It was the weekend before Easter — a quiet Saturday afternoon. I was planning to read a novel, and perhaps take a nap. Suddenly I heard “chirp” for a second or two. It was startling and mechanical. It was near the bedroom. It was an alarm needing batteries. I knew this by about the third chirp. But my household helper Terry had switched the smoke alarm battery at the fall time change. Therefore, I reasoned, it must be the newer carbon monoxide detector.

I called Terry to check. Of course, the Murphy’s Law chirping stopped by the time she got to my house. So we couldn’t be sure of the culprit. And of course Terry relied on my explanation and my memory. There was no way to change the batteries in the carbon monoxide detector, and it wasn’t flashing. Maybe it wasn’t the problem after all. But what could it possibly be?

Two years ago, our apartment building went through the renovation from hell — new furnaces, new venting, new sections of wall. As part of the code inspection, they had to put a second smoke alarm in each bedroom. This new detector was about eight feet from the existing alarm. And did I remember that? Did Terry remember that? No.

The mystery smoke detector didn’t chirp again until 2:30 a.m. Saturday night. Murphy woke me from a sound sleep; it made me really mad. I charged out to the kitchen, retrieved my two-step ladder and went looking for the sound.

Imagine my surprise to find that second detector right above my bedroom door. I didn’t know how to remove it, so it chirped just enough to keep me awake for several hours. I tried making verbal deals with it. I swore at it and threatened hammers. But every time I almost got to sleep, it chided me. And on a weekend, maintenance would not consider this an emergency.

Sometimes blindness really is a pain in the ass. Or maybe it’s faulty memory. Or maybe I couldn’t envision the silliness of two smoke alarms several feet from each other. On Palm Sunday afternoon, Terry showed up armed with a 9-volt battery and fixed the “chirp” in about two minutes. It was chirping most of the time by then.

Monday morning, I told the maintenance man what happened and he laughed. “I’m sure I told you about it,” he said. And Terry is really wondering about her eyes. Like she said, “You couldn’t see the other alarm, but what’s my excuse? You asked me to change the one in the hall and I never saw the bedroom one when it’s right there.”

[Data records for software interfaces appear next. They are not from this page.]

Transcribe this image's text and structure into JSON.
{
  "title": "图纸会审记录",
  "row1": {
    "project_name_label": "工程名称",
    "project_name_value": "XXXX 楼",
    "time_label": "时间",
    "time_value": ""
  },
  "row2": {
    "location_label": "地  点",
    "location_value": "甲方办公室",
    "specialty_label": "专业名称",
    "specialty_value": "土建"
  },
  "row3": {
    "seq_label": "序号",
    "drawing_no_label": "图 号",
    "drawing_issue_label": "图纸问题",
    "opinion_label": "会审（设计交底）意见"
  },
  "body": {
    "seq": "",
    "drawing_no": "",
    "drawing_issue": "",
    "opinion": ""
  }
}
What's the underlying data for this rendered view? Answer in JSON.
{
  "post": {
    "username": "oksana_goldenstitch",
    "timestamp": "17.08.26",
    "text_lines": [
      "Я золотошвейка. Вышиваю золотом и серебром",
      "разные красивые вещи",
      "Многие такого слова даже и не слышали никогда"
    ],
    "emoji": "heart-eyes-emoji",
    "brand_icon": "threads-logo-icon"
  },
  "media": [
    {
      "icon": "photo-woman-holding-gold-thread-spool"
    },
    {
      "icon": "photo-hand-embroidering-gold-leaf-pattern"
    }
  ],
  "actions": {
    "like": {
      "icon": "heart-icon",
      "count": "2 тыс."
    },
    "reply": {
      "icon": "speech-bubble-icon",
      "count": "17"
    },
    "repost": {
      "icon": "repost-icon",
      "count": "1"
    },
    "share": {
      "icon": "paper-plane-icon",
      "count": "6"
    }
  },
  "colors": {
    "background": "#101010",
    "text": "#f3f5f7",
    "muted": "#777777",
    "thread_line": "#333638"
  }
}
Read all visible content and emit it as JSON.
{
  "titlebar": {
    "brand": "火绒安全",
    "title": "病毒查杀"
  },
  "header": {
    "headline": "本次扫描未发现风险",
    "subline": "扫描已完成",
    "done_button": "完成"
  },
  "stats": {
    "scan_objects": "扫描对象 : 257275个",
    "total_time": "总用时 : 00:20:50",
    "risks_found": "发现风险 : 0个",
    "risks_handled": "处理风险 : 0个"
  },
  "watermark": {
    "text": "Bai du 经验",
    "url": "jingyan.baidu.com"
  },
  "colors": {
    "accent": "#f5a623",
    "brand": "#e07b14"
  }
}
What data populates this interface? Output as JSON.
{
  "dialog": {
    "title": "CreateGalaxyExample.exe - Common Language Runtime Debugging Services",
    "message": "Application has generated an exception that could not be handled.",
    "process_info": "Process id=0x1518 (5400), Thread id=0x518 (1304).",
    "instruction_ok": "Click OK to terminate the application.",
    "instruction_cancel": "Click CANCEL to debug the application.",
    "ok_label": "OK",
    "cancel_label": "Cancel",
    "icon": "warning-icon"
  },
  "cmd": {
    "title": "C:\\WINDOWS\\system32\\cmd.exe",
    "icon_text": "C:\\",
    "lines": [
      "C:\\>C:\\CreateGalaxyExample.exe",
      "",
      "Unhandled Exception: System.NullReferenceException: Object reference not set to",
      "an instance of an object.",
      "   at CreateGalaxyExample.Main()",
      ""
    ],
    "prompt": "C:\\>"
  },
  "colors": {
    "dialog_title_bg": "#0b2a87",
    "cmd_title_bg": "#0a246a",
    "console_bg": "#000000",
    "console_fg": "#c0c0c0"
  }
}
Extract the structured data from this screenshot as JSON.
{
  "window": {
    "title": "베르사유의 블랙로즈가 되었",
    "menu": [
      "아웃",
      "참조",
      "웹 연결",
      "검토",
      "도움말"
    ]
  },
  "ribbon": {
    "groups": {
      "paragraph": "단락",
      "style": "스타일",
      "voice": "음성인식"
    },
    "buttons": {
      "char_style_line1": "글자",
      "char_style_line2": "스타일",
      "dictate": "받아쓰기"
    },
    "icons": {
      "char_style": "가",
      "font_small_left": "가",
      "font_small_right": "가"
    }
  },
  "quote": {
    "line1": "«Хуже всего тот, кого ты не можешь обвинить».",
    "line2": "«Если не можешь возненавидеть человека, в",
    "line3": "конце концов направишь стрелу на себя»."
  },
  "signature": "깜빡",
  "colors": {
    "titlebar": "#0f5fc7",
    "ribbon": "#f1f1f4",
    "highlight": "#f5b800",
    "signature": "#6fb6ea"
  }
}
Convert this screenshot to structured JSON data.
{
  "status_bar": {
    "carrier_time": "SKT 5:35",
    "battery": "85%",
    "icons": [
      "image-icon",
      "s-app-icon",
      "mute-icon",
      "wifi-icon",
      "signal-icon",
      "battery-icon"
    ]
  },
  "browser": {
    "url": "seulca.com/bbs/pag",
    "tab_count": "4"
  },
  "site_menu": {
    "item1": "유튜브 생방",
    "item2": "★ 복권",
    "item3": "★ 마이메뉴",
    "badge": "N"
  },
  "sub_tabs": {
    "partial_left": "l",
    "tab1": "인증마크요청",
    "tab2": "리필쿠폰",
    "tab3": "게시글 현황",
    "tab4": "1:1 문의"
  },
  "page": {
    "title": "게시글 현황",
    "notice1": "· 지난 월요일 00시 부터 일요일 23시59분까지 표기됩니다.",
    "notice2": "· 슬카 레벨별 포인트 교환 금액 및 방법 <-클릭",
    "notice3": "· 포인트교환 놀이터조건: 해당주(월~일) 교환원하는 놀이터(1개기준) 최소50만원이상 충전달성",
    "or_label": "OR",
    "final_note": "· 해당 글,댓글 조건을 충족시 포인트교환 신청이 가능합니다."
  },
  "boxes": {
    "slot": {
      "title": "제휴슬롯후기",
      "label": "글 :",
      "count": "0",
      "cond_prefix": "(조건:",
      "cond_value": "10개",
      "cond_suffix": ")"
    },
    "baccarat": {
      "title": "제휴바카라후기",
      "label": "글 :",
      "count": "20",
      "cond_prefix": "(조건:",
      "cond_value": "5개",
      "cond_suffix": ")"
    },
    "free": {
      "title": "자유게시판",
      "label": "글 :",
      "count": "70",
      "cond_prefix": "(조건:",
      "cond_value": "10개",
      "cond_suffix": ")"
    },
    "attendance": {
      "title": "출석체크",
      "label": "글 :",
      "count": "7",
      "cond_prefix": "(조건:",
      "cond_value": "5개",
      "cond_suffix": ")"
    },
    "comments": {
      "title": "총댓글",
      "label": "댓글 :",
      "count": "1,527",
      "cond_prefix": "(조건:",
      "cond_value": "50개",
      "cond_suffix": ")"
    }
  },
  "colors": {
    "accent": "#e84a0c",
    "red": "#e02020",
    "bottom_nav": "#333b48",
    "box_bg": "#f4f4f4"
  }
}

I probably won’t ever forget about that smoke alarm again. When the time changes next and we install new batteries, I’ll have Terry show me how to do it. I wonder what Murphy will try next.

Getty image by Stockseller UKR.